__TASK GOAL__.
Go over the data and keep only the lines that include "profile".

__EXERCISE MATERIALS__.
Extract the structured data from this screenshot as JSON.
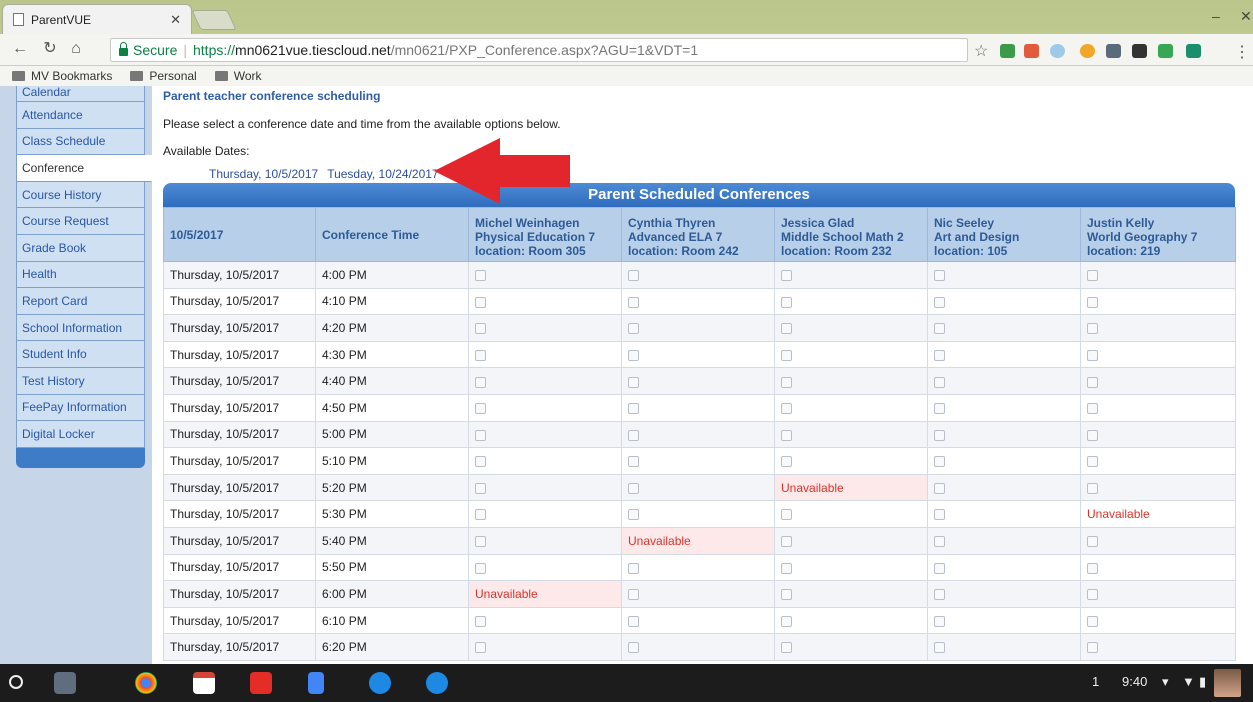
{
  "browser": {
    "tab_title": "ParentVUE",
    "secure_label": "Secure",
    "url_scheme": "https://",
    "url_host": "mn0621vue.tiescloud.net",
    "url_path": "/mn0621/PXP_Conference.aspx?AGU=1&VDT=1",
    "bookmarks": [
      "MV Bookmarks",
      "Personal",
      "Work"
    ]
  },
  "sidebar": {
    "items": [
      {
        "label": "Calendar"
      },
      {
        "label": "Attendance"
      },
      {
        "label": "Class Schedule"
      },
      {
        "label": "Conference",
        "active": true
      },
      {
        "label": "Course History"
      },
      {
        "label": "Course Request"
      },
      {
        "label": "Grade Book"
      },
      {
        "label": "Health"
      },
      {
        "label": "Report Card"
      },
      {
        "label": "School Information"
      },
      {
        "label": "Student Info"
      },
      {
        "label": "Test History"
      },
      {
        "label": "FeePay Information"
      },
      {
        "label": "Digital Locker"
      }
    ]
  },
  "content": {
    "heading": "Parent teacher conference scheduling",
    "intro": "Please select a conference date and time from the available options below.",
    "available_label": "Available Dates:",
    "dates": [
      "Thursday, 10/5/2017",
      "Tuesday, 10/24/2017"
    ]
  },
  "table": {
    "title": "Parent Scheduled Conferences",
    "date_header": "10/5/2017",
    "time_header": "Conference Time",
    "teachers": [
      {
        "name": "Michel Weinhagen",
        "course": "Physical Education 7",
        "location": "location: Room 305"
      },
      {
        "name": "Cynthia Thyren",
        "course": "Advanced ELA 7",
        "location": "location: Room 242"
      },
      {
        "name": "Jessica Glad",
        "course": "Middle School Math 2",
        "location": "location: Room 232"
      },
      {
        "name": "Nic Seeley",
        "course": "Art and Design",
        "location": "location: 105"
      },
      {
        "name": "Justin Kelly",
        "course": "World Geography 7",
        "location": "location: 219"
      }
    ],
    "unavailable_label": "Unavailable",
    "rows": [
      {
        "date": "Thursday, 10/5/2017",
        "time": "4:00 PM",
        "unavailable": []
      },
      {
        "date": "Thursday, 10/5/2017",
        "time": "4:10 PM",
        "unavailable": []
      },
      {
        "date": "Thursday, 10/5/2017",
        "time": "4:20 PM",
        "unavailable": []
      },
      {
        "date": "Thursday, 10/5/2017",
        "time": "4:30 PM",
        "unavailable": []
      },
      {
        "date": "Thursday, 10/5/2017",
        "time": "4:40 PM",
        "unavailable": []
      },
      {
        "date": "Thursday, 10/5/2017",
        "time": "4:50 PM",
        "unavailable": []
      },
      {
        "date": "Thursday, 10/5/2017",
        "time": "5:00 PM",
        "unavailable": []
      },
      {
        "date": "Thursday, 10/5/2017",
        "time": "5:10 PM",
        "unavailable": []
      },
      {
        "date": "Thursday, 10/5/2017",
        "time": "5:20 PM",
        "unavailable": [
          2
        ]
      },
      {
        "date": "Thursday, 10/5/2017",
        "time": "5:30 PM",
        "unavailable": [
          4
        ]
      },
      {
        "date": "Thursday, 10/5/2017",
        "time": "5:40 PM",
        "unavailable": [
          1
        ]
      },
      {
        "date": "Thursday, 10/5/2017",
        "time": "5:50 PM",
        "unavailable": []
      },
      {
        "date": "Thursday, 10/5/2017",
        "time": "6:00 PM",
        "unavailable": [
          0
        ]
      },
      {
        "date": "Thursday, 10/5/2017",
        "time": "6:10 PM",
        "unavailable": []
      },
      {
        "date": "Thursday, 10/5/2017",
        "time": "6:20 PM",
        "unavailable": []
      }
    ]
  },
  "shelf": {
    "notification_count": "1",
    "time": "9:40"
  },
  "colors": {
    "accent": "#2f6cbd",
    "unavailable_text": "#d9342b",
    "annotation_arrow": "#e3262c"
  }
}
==
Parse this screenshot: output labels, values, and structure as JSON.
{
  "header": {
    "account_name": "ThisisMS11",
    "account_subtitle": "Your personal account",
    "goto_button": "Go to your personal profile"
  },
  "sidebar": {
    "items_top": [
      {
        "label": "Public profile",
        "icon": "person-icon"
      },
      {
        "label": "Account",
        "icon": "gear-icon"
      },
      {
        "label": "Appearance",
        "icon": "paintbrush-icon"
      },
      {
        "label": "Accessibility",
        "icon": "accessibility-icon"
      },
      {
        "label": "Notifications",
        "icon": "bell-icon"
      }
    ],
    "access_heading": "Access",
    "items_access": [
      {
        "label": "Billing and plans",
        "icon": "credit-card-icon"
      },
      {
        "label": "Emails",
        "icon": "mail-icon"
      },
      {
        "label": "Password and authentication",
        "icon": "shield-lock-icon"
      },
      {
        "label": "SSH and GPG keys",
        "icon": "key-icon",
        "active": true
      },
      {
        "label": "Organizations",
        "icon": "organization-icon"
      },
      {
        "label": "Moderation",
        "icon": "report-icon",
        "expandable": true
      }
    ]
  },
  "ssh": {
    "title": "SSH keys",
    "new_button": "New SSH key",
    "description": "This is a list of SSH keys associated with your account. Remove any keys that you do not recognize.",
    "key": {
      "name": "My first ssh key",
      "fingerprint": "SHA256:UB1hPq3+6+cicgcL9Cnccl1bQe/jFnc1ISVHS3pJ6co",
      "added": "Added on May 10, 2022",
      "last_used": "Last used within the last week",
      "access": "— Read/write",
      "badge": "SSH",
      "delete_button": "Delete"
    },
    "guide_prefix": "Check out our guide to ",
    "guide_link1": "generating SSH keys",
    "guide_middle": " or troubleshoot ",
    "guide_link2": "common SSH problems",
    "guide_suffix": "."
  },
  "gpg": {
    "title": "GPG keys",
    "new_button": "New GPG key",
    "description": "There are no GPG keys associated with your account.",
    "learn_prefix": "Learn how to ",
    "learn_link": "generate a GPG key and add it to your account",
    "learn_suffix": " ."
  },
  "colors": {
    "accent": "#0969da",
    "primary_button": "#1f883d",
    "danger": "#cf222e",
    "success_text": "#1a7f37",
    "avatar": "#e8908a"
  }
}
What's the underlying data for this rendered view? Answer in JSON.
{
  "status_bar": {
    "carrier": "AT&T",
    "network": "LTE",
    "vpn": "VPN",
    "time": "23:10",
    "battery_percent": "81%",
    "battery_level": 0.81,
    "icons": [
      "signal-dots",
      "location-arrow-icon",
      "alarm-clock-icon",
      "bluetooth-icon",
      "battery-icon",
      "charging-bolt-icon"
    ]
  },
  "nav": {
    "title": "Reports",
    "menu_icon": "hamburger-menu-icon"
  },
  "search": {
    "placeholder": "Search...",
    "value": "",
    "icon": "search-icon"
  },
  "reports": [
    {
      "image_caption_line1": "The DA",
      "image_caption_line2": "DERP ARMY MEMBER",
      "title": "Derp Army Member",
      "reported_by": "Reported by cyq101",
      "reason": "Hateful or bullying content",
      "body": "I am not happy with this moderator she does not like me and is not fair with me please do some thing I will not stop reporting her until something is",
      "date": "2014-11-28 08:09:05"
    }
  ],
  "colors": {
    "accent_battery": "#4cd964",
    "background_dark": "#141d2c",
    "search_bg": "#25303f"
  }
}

__RESULT__.
    "goto_button": "Go to your personal profile"
        "label": "Public profile",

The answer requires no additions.